Kyla Houbolt, “Five Things You Need to Know to Start Your Day”

In “Decline and Fall,” Evelyn Waugh throws his protagonist into prison. He then reports the protagonist became happier in prison because he did not have to worry about the news every single day. Worrying about the news occurs as it is nothing but a constant stream of story-like things. Once the stream is broken, one need not return to it.

I used to think this was somewhat wise; now I completely disagree with it. I don’t think the best reading of Houbolt’s “it would be best to avoid [“The News”] if you possibly can” depends on anything like Waugh’s sentiment. Our mass media acts in the service of entrenched interests and can be outright dehumanizing. This is not the same as saying people are in thrall to a narrative for which they need frequent updates. One must avoid media that, in some cases, willingly becomes fascist propaganda. That some people are a bit addicted to news in general does not hold the same import.

Five Things You Need to Know to Start Your Day (from the poet's Twitter)
Kyla Houbolt

1. There is still air and you should breathe some frequently.
2. However there is something called “The News” that it would be best to avoid if you possibly can.
3. If you wear a flag around your neck, everyone will know who you are.*
4. Around noon local time there will be sandwiches and something called “lunch”.
5. Your name. 

*You actually need to know more than five things.


When I first saw Houbolt’s list, I immediately thought “Yeah, I’m not actually sure how I start my day. Or how I would explain to someone else how to start the day.”

I guess I start with a lot of dread.
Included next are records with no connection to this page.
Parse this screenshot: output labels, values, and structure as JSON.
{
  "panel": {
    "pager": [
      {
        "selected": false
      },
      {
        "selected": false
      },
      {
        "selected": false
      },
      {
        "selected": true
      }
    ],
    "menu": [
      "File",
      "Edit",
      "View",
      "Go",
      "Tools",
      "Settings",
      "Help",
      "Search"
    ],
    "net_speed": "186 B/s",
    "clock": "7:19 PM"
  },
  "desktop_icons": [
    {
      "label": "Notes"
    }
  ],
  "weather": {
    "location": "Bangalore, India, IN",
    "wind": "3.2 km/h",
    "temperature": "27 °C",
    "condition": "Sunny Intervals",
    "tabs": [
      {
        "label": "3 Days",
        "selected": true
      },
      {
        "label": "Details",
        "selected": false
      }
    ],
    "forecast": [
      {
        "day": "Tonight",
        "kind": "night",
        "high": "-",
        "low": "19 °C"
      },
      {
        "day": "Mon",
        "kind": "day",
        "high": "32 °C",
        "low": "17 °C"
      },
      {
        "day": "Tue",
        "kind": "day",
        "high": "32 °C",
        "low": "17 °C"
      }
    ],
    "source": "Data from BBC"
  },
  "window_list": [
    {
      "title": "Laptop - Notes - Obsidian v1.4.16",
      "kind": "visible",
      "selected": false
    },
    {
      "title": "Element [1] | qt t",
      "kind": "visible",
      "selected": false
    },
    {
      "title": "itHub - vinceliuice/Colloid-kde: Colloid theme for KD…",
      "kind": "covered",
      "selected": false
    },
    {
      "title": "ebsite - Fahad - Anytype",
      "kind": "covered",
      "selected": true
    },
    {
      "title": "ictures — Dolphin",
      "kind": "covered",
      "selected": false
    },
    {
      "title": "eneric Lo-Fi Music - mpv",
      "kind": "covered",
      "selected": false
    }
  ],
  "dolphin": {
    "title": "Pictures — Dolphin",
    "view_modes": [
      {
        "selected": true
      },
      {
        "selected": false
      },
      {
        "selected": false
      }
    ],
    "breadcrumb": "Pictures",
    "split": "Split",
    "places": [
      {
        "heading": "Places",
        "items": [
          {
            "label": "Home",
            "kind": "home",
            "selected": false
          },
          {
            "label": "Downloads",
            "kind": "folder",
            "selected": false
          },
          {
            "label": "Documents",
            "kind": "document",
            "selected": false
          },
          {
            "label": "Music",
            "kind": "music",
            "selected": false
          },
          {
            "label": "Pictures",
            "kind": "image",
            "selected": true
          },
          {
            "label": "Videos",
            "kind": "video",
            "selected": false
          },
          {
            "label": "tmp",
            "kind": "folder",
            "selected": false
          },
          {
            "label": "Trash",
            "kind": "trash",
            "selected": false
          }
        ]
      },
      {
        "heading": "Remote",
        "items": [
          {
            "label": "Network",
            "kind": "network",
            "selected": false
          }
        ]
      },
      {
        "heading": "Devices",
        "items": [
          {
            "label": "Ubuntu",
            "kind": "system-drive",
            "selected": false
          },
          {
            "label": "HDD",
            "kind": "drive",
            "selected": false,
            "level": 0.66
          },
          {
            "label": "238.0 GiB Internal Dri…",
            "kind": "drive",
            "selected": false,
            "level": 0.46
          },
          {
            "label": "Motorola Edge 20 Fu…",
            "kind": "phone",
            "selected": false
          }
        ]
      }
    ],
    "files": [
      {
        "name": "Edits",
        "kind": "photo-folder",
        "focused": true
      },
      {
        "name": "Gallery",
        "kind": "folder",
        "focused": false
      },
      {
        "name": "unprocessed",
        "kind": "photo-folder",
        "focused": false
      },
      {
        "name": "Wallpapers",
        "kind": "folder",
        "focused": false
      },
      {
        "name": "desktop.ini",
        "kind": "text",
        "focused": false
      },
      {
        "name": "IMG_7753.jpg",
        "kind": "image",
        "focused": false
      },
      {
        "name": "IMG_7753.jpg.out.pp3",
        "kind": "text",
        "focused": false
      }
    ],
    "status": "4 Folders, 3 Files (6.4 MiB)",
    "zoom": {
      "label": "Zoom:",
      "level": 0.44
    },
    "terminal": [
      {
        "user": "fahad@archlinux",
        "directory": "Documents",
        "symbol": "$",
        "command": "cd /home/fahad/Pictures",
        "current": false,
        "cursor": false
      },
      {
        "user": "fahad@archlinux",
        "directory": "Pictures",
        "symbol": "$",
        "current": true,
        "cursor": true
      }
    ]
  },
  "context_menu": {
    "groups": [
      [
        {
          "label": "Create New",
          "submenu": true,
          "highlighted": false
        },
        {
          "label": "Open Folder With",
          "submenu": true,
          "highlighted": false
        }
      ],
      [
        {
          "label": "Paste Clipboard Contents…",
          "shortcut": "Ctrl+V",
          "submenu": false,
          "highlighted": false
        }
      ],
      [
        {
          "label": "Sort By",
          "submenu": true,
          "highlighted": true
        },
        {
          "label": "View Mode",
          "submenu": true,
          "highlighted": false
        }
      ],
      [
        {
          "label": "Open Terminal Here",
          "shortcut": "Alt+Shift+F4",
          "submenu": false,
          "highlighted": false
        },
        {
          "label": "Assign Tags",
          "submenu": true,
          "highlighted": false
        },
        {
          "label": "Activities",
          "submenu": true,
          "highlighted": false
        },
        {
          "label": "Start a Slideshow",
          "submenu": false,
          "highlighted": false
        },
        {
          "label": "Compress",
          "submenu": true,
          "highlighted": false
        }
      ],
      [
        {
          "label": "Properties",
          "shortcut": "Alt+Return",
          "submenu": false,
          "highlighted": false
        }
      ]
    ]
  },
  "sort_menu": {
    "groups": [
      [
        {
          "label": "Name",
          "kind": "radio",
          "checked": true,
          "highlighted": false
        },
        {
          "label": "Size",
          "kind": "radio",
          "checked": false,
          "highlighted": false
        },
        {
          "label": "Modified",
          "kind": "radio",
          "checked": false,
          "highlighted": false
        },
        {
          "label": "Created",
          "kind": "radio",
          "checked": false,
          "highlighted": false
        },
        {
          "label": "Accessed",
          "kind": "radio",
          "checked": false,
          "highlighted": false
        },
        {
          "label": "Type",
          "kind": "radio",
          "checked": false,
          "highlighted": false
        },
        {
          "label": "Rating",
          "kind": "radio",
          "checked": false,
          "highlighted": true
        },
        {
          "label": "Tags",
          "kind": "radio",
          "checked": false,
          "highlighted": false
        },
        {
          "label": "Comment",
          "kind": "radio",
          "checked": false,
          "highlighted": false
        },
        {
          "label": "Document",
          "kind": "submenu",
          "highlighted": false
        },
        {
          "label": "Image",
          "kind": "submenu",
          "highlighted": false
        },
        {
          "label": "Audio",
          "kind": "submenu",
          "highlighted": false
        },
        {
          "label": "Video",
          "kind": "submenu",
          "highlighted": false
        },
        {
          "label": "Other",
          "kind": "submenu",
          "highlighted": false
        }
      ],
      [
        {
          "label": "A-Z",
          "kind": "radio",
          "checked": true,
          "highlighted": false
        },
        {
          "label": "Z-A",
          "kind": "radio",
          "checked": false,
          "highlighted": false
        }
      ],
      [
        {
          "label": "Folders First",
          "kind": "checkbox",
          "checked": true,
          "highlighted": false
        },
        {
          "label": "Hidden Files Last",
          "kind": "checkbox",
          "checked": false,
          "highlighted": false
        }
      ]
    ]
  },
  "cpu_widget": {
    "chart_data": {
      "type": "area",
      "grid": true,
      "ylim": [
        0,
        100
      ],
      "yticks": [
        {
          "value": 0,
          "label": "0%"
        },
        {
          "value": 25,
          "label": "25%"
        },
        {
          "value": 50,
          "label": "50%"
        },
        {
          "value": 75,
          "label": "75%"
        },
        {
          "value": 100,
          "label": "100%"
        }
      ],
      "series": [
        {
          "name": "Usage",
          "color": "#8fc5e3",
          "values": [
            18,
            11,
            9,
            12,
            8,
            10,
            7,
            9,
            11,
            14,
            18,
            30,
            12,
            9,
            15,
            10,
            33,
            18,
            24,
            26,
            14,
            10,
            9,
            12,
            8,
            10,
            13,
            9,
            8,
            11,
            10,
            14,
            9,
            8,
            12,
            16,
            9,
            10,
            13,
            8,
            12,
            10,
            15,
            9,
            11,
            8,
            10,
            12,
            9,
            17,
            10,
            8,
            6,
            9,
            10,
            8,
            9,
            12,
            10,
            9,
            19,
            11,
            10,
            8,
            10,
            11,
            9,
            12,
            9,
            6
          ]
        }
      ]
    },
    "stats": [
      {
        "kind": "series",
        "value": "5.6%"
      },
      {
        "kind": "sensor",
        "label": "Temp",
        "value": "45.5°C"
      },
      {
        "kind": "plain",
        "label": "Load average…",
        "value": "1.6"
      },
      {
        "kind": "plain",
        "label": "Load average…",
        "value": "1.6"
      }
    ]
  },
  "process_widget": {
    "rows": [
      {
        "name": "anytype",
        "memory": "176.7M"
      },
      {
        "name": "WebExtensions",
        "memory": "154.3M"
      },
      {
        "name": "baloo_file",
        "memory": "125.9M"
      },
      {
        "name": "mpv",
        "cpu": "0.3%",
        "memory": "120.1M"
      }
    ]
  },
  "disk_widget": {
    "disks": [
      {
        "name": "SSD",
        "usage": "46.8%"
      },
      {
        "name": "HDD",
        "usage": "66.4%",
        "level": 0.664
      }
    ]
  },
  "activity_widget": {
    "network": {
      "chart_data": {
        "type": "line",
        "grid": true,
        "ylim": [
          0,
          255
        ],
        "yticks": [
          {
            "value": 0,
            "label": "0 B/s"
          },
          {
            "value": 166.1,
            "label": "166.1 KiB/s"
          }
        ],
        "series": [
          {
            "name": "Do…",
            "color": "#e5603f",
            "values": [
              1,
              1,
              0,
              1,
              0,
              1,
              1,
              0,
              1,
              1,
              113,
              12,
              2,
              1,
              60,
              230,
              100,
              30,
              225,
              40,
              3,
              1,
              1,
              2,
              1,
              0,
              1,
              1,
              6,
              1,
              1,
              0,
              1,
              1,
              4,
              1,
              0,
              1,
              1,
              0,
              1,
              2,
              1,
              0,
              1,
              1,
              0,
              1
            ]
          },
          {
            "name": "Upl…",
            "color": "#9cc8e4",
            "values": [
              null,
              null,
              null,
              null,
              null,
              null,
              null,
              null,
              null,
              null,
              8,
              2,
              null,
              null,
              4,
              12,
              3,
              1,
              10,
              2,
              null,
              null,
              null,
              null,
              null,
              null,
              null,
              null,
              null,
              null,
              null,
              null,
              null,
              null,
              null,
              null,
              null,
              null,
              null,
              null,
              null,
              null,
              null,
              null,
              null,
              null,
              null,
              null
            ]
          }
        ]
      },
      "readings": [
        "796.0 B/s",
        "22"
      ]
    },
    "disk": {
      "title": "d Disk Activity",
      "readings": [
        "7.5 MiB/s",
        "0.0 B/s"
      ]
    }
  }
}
There’s always something that could go wrong, and more than likely I’ll be the cause. Sleep is a relief because I don’t have to face those possibilities. I’d be better off, though, getting more air. As the poem says: “There is still air and you should breathe some frequently.”

There is still air. Movement helps one take in air. If I did more, maybe I would confront a great fear despite not being entirely conscious of it.



A few complications. There are the things which surround our heads and our necks. “There is something called “The News” that it would be best to avoid;” “if you wear a flag around your neck, everyone will know who you are.”

There are ways I shouldn’t start my day. Trouble is, they have to do with how we understand the world and ourselves.

If you wear a flag around your neck. I remember when I was into the news because I thought I could be informed. If I were informed, I could lead. I never believed that only reading an article or two was enough, but that was because I was 12.

At 12, it’s hard not to have a flag around your neck. Right is a marker of identity; without it, you’re just a hopeless little kid.

There’s no way I could have avoided being consumed by the news. Or the flag. Moral development is just that: development. It has to occur in stages. Some of those stages are scaffolding which must fall away.

Except it can’t. Society is thought to run on simpler concepts. Winners and losers, legal and illegal, good and evil, deserving and unmerited. 

It’s possible to be more successful by thinking less. By refusing to consider or see.


I wanted to write on this poem because it got me wondering how exactly I start my day. What if someone were an alien, wondering what we earth-denizens do with our time? Would I be able to say anything sufficient?

I imagine nothing I say would convince. I’d talk about teaching, and the alien would ask what exactly results from the classroom. Or I’d talk about responding to art and philosophy. I’d be questioned about the value of messages in a bottle.

Getting lunch and using my name—yeah, I can see these as things I could possibly explain. “I need food or my body will fail.” Surely an alien must understand that. “I have a name and the recognition helps me get from others what I need.” The alien asks questions and gets answers because they are recognized. I give that recognition. That too must persuade.

It’s true “you actually need to know more than five things.” But starting a day well and knowledge in general are more connected than one would think. Lunch isn’t a bad thought. Finding one’s name useful is pretty good too. These things are better described by the word foundational as opposed to humble. With them, dangerous commands upon our attention may be sidestepped.

1 Comment

  1. Wry things like that make me smile! Poem for an immigrant. Hardly funny.

    Trauma, can that be bullet-pointed?

Leave a Reply to David Elliott Cancel reply

Your email address will not be published.

This site uses Akismet to reduce spam. Learn how your comment data is processed.